### EXERCISE MATERIAL
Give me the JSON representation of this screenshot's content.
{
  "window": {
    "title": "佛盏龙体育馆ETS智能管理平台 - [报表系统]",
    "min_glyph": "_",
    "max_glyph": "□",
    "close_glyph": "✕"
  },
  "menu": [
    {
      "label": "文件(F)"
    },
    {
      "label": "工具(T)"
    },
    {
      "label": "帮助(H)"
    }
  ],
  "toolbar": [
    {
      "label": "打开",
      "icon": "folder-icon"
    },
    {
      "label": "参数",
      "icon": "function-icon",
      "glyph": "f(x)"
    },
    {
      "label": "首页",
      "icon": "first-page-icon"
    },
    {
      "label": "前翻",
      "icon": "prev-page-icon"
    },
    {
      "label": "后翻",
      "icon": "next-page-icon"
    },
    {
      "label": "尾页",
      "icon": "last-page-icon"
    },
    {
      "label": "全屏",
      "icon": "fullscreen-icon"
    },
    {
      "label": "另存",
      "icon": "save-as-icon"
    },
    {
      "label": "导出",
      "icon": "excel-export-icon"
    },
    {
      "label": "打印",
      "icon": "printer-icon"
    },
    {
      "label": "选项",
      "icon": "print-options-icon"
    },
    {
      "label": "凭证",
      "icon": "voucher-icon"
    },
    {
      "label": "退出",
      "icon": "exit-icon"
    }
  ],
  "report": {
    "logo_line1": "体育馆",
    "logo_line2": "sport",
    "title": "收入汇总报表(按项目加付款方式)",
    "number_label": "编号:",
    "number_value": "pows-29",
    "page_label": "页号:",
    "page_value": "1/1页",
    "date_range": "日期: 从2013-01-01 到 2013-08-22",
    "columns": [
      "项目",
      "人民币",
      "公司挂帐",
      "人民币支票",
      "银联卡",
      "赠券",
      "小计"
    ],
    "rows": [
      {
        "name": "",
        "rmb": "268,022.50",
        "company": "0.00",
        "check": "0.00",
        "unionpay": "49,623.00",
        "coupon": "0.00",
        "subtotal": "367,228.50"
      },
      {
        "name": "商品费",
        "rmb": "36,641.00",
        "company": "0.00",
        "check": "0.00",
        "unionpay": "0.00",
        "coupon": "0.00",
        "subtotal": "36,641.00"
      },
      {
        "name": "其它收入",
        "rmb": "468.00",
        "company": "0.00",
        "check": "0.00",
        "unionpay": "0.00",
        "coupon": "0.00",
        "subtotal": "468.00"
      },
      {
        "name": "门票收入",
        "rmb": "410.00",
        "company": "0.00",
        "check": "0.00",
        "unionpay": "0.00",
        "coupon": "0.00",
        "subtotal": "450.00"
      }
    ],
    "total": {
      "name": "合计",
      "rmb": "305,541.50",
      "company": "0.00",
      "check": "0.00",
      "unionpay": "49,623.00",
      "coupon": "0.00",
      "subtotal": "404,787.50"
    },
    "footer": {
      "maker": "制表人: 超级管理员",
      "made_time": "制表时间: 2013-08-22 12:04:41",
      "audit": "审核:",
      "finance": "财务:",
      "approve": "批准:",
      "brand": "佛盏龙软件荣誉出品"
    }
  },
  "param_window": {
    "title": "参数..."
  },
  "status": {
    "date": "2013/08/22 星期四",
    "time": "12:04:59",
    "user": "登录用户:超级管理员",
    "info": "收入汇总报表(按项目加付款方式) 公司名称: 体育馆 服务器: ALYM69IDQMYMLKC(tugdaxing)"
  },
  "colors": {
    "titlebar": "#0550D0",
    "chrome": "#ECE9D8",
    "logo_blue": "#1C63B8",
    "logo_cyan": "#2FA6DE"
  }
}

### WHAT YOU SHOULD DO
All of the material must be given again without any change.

### ANSWER FOR THIS EXERCISE
Give me the JSON representation of this screenshot's content.
{
  "window": {
    "title": "佛盏龙体育馆ETS智能管理平台 - [报表系统]",
    "min_glyph": "_",
    "max_glyph": "□",
    "close_glyph": "✕"
  },
  "menu": [
    {
      "label": "文件(F)"
    },
    {
      "label": "工具(T)"
    },
    {
      "label": "帮助(H)"
    }
  ],
  "toolbar": [
    {
      "label": "打开",
      "icon": "folder-icon"
    },
    {
      "label": "参数",
      "icon": "function-icon",
      "glyph": "f(x)"
    },
    {
      "label": "首页",
      "icon": "first-page-icon"
    },
    {
      "label": "前翻",
      "icon": "prev-page-icon"
    },
    {
      "label": "后翻",
      "icon": "next-page-icon"
    },
    {
      "label": "尾页",
      "icon": "last-page-icon"
    },
    {
      "label": "全屏",
      "icon": "fullscreen-icon"
    },
    {
      "label": "另存",
      "icon": "save-as-icon"
    },
    {
      "label": "导出",
      "icon": "excel-export-icon"
    },
    {
      "label": "打印",
      "icon": "printer-icon"
    },
    {
      "label": "选项",
      "icon": "print-options-icon"
    },
    {
      "label": "凭证",
      "icon": "voucher-icon"
    },
    {
      "label": "退出",
      "icon": "exit-icon"
    }
  ],
  "report": {
    "logo_line1": "体育馆",
    "logo_line2": "sport",
    "title": "收入汇总报表(按项目加付款方式)",
    "number_label": "编号:",
    "number_value": "pows-29",
    "page_label": "页号:",
    "page_value": "1/1页",
    "date_range": "日期: 从2013-01-01 到 2013-08-22",
    "columns": [
      "项目",
      "人民币",
      "公司挂帐",
      "人民币支票",
      "银联卡",
      "赠券",
      "小计"
    ],
    "rows": [
      {
        "name": "",
        "rmb": "268,022.50",
        "company": "0.00",
        "check": "0.00",
        "unionpay": "49,623.00",
        "coupon": "0.00",
        "subtotal": "367,228.50"
      },
      {
        "name": "商品费",
        "rmb": "36,641.00",
        "company": "0.00",
        "check": "0.00",
        "unionpay": "0.00",
        "coupon": "0.00",
        "subtotal": "36,641.00"
      },
      {
        "name": "其它收入",
        "rmb": "468.00",
        "company": "0.00",
        "check": "0.00",
        "unionpay": "0.00",
        "coupon": "0.00",
        "subtotal": "468.00"
      },
      {
        "name": "门票收入",
        "rmb": "410.00",
        "company": "0.00",
        "check": "0.00",
        "unionpay": "0.00",
        "coupon": "0.00",
        "subtotal": "450.00"
      }
    ],
    "total": {
      "name": "合计",
      "rmb": "305,541.50",
      "company": "0.00",
      "check": "0.00",
      "unionpay": "49,623.00",
      "coupon": "0.00",
      "subtotal": "404,787.50"
    },
    "footer": {
      "maker": "制表人: 超级管理员",
      "made_time": "制表时间: 2013-08-22 12:04:41",
      "audit": "审核:",
      "finance": "财务:",
      "approve": "批准:",
      "brand": "佛盏龙软件荣誉出品"
    }
  },
  "param_window": {
    "title": "参数..."
  },
  "status": {
    "date": "2013/08/22 星期四",
    "time": "12:04:59",
    "user": "登录用户:超级管理员",
    "info": "收入汇总报表(按项目加付款方式) 公司名称: 体育馆 服务器: ALYM69IDQMYMLKC(tugdaxing)"
  },
  "colors": {
    "titlebar": "#0550D0",
    "chrome": "#ECE9D8",
    "logo_blue": "#1C63B8",
    "logo_cyan": "#2FA6DE"
  }
}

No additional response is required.